Study Design. Systematic review.
Objective. To compare the effectiveness of surgery versus conservative treatment on pain, disability, and loss of quality of life caused by symptomatic lumbar spinal stenosis (LSS).
Summary of Background Data. LSS is the most common reason for spine surgery in persons older than 65 years in the United States.
Methods. Randomized controlled trials (RCTs) comparing any form of conservative and surgical treatment were searched in CENTRAL, MEDLINE, EMBASE, and TripDatabase databases until July 2009, with no language restrictions. Additional data were requested from the authors of the original studies. The methodological quality of each study was assessed independently by two reviewers, following the criteria recommended by the Cochrane Back Review Group. Only data from randomized cohorts were extracted.
Results. A total of 739 citations were reviewed. Eleven publications corresponding to five RCTs were included. All five scored as high quality despite concerns deriving from heterogeneity of treatment, lack of blinding, and potential differences in the size of the placebo effect across groups. They included a total of 918 patients in whom conservative treatments had failed for 3 to 6 months, and included orthosis, rehabilitation, physical therapy, exercise, heat and cold, transcutaneous electrical nerve stimulation, ultrasounds, analgesics, nonsteroidal anti-inflammatory drugs, and epidural steroids. Surgical treatments included the implantation of a specific type of interspinous device and decompressive surgery (with and without fusion, instrumented or not). In all the studies, surgery showed better results for pain, disability, and quality of life, although not for walking ability. Results of surgery were similar among patients with and without spondylolisthesis, and slightly better among those with neurogenic claudication than among those without it. The advantage of surgery was noticeable at 3 to 6 months and remained for up to 2 to 4 years, although at the end of that period differences tended to be smaller.

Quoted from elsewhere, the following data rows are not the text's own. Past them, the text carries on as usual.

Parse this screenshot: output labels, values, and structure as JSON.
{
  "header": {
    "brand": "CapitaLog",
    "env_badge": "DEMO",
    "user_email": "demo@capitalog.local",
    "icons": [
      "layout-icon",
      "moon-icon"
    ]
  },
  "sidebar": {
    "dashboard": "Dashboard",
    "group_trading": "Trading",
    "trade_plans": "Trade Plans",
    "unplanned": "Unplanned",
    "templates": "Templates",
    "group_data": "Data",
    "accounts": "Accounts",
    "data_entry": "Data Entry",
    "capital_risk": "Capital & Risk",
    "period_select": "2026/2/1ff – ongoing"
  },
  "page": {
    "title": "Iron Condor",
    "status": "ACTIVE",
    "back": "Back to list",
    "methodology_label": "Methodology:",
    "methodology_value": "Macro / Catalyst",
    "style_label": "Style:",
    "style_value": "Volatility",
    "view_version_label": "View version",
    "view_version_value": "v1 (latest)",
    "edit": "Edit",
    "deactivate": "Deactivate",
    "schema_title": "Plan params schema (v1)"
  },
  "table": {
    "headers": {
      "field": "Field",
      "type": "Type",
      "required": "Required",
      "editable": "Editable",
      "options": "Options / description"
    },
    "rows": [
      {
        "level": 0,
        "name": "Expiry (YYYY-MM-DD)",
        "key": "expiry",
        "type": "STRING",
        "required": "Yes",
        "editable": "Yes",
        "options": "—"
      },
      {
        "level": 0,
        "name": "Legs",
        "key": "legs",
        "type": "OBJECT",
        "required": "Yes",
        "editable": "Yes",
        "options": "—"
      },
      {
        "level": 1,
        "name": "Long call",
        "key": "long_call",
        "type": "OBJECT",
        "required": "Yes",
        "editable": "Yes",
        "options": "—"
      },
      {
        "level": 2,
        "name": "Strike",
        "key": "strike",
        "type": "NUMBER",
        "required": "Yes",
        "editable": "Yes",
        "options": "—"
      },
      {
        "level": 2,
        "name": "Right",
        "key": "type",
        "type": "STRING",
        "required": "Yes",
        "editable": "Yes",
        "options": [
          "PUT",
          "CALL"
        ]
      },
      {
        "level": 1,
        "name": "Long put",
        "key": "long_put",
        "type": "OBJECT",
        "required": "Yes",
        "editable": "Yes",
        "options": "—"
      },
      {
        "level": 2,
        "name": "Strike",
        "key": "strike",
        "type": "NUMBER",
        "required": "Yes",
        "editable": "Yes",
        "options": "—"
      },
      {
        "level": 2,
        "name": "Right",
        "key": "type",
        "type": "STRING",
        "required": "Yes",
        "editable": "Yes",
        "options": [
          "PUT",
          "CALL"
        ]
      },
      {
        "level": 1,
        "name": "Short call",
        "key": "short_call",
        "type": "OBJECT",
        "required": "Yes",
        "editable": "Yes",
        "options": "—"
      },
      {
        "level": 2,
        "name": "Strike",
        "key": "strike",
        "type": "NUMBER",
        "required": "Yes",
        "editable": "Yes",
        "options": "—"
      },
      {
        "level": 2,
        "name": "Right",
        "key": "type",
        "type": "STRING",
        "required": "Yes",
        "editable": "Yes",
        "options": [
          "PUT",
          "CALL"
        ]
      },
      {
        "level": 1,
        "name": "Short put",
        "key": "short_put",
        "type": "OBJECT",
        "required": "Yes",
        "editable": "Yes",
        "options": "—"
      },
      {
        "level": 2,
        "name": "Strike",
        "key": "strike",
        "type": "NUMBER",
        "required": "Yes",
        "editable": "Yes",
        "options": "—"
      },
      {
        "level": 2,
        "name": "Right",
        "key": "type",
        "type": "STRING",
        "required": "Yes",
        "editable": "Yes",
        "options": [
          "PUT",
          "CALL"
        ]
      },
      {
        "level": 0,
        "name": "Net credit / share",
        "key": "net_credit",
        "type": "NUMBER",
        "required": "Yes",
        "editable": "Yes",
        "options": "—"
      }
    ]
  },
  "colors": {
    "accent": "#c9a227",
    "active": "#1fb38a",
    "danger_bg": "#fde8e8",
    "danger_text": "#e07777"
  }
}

Conclusion. In patients with symptomatic LSS, the implantation of a specific type of device or decompressive surgery, with or without fusion, is more effective than continued conservative treatment when the latter has failed for 3 to 6 months.
Implantation of an interspinous device and decompressive surgery (with or without fusion, instrumented or not) are more effective than continuing a miscellanea of conservative treatments in patients with symptomatic lumbar spinal stenosis, in whom the latter have failed for 3 to 6 months.
*Departamento Científico, Fundación Kovacs, Palma de Mallorca, Spain
†Iberoamerican Cochrane Center-Servei d'Epidemiologia Clínica i Salut Pública, Institut d'Investigació Biomèdica Sant Pau, Barcelona, Spain
‡CIBER Epidemiología y Salud Pública, Barcelona, Spain
§Public Health and Research Methodology Programme, Universitat Autonoma de Barcelona, Barcelona, Spain
¶Iberoamerican Cochrane Network, Universidad Surcolombiana, Neiva, Colombia
∥Red Española de Investigadores en Dolencias de la Espalda, Paseo Mallorca 36, 07012 Palma de Mallorca, Spain
Address correspondence and reprint requests to Francisco M. Kovacs, MD, PhD, Departamento Científico, Fundación Kovacs, Paseo Mallorca 36, 3°, 1a, 07012 Palma de Mallorca, Spain; E-mail: email@example.com
Acknowledgement date: June 1, 2010. First Revision date: August 16, 2010. Second Revision date: October 12, 2010. Third Revision date: November 17, 2010. Acceptance date: November 18, 2010.
The device(s)/drug(s) is/are FDA-approved or approved by corresponding national agency for this indication.
Foundation and Governmental funds were received in support of this work. No benefits in any form have been or will be received from a commercial party related directly or indirectly to the subject of this manuscript.
Gerard Urrutia and José Domingo Alarcón retrieved and independently assessed the references identified through the electronic search. They also independently assessed the methodologic quality of each article and performed data extraction. Francisco M. Kovacs participated with these two authors in solving by consensus any disagreements in quality assessment and data extraction that arose, and also wrote this manuscript. He reports that he had full access to all of the data in the study and takes responsibility for the integrity of the data and the accuracy of the data analysis.